Dataset records
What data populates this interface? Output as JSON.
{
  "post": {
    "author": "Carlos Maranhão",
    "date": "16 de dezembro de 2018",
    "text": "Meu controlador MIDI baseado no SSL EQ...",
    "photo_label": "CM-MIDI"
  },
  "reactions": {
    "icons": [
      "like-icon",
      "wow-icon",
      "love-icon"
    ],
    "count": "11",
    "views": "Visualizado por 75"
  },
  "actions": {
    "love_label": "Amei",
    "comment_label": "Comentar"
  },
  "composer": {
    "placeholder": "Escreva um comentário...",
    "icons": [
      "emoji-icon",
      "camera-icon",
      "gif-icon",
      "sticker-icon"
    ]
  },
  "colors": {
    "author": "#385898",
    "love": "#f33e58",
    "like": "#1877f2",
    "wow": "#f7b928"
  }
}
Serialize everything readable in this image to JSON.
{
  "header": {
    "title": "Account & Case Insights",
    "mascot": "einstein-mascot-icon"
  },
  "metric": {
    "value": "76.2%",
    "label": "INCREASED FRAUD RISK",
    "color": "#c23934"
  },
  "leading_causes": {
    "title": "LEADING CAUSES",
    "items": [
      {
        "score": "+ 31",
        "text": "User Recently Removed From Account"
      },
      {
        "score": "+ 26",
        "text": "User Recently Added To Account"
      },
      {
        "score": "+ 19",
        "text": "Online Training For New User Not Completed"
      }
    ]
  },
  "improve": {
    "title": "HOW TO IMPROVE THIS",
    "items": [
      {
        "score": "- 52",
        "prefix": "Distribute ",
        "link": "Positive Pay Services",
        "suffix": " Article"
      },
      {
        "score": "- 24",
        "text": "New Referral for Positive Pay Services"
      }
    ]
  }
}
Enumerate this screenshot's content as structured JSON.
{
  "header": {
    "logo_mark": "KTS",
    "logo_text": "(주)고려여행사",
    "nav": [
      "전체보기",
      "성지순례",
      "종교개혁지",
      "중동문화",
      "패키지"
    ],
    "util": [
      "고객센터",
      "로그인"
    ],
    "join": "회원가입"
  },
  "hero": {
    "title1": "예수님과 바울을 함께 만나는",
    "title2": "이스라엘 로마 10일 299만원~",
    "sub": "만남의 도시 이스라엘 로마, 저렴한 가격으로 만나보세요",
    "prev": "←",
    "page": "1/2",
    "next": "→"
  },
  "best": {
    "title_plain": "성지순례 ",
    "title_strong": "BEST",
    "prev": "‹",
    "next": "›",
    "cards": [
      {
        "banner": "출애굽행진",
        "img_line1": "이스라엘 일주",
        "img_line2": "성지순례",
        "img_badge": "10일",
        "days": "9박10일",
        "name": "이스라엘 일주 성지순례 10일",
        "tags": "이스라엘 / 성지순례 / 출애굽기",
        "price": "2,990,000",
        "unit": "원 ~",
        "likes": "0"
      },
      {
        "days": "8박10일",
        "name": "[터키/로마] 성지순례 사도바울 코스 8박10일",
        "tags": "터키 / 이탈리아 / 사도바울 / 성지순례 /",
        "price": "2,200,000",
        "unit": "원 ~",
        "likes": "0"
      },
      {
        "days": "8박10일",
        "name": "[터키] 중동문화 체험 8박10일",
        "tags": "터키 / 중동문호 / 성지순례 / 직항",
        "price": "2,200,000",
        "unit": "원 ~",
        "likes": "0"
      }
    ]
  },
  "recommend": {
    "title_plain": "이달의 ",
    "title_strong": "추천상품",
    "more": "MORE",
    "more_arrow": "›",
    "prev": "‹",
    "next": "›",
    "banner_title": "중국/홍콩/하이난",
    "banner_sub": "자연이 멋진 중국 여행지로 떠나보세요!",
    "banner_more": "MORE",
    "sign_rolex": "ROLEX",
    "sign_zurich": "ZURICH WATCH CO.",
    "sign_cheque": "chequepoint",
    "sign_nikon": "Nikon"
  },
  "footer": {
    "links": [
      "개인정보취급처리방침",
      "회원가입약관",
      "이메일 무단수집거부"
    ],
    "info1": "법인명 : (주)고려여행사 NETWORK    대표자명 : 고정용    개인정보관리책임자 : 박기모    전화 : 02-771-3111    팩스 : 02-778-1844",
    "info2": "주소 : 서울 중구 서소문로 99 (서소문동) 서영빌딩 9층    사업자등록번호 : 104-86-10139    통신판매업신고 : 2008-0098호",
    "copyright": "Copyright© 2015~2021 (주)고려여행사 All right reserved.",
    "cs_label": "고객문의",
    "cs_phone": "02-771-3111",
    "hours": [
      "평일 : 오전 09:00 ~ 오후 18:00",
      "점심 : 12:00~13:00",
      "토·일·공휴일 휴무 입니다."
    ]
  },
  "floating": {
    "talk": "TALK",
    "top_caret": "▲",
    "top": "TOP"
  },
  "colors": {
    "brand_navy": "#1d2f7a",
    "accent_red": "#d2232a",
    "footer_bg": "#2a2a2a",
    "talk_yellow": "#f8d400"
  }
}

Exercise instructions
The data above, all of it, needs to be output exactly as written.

Task output
What data populates this interface? Output as JSON.
{
  "post": {
    "author": "Carlos Maranhão",
    "date": "16 de dezembro de 2018",
    "text": "Meu controlador MIDI baseado no SSL EQ...",
    "photo_label": "CM-MIDI"
  },
  "reactions": {
    "icons": [
      "like-icon",
      "wow-icon",
      "love-icon"
    ],
    "count": "11",
    "views": "Visualizado por 75"
  },
  "actions": {
    "love_label": "Amei",
    "comment_label": "Comentar"
  },
  "composer": {
    "placeholder": "Escreva um comentário...",
    "icons": [
      "emoji-icon",
      "camera-icon",
      "gif-icon",
      "sticker-icon"
    ]
  },
  "colors": {
    "author": "#385898",
    "love": "#f33e58",
    "like": "#1877f2",
    "wow": "#f7b928"
  }
}
Serialize everything readable in this image to JSON.
{
  "header": {
    "title": "Account & Case Insights",
    "mascot": "einstein-mascot-icon"
  },
  "metric": {
    "value": "76.2%",
    "label": "INCREASED FRAUD RISK",
    "color": "#c23934"
  },
  "leading_causes": {
    "title": "LEADING CAUSES",
    "items": [
      {
        "score": "+ 31",
        "text": "User Recently Removed From Account"
      },
      {
        "score": "+ 26",
        "text": "User Recently Added To Account"
      },
      {
        "score": "+ 19",
        "text": "Online Training For New User Not Completed"
      }
    ]
  },
  "improve": {
    "title": "HOW TO IMPROVE THIS",
    "items": [
      {
        "score": "- 52",
        "prefix": "Distribute ",
        "link": "Positive Pay Services",
        "suffix": " Article"
      },
      {
        "score": "- 24",
        "text": "New Referral for Positive Pay Services"
      }
    ]
  }
}
Enumerate this screenshot's content as structured JSON.
{
  "header": {
    "logo_mark": "KTS",
    "logo_text": "(주)고려여행사",
    "nav": [
      "전체보기",
      "성지순례",
      "종교개혁지",
      "중동문화",
      "패키지"
    ],
    "util": [
      "고객센터",
      "로그인"
    ],
    "join": "회원가입"
  },
  "hero": {
    "title1": "예수님과 바울을 함께 만나는",
    "title2": "이스라엘 로마 10일 299만원~",
    "sub": "만남의 도시 이스라엘 로마, 저렴한 가격으로 만나보세요",
    "prev": "←",
    "page": "1/2",
    "next": "→"
  },
  "best": {
    "title_plain": "성지순례 ",
    "title_strong": "BEST",
    "prev": "‹",
    "next": "›",
    "cards": [
      {
        "banner": "출애굽행진",
        "img_line1": "이스라엘 일주",
        "img_line2": "성지순례",
        "img_badge": "10일",
        "days": "9박10일",
        "name": "이스라엘 일주 성지순례 10일",
        "tags": "이스라엘 / 성지순례 / 출애굽기",
        "price": "2,990,000",
        "unit": "원 ~",
        "likes": "0"
      },
      {
        "days": "8박10일",
        "name": "[터키/로마] 성지순례 사도바울 코스 8박10일",
        "tags": "터키 / 이탈리아 / 사도바울 / 성지순례 /",
        "price": "2,200,000",
        "unit": "원 ~",
        "likes": "0"
      },
      {
        "days": "8박10일",
        "name": "[터키] 중동문화 체험 8박10일",
        "tags": "터키 / 중동문호 / 성지순례 / 직항",
        "price": "2,200,000",
        "unit": "원 ~",
        "likes": "0"
      }
    ]
  },
  "recommend": {
    "title_plain": "이달의 ",
    "title_strong": "추천상품",
    "more": "MORE",
    "more_arrow": "›",
    "prev": "‹",
    "next": "›",
    "banner_title": "중국/홍콩/하이난",
    "banner_sub": "자연이 멋진 중국 여행지로 떠나보세요!",
    "banner_more": "MORE",
    "sign_rolex": "ROLEX",
    "sign_zurich": "ZURICH WATCH CO.",
    "sign_cheque": "chequepoint",
    "sign_nikon": "Nikon"
  },
  "footer": {
    "links": [
      "개인정보취급처리방침",
      "회원가입약관",
      "이메일 무단수집거부"
    ],
    "info1": "법인명 : (주)고려여행사 NETWORK    대표자명 : 고정용    개인정보관리책임자 : 박기모    전화 : 02-771-3111    팩스 : 02-778-1844",
    "info2": "주소 : 서울 중구 서소문로 99 (서소문동) 서영빌딩 9층    사업자등록번호 : 104-86-10139    통신판매업신고 : 2008-0098호",
    "copyright": "Copyright© 2015~2021 (주)고려여행사 All right reserved.",
    "cs_label": "고객문의",
    "cs_phone": "02-771-3111",
    "hours": [
      "평일 : 오전 09:00 ~ 오후 18:00",
      "점심 : 12:00~13:00",
      "토·일·공휴일 휴무 입니다."
    ]
  },
  "floating": {
    "talk": "TALK",
    "top_caret": "▲",
    "top": "TOP"
  },
  "colors": {
    "brand_navy": "#1d2f7a",
    "accent_red": "#d2232a",
    "footer_bg": "#2a2a2a",
    "talk_yellow": "#f8d400"
  }
}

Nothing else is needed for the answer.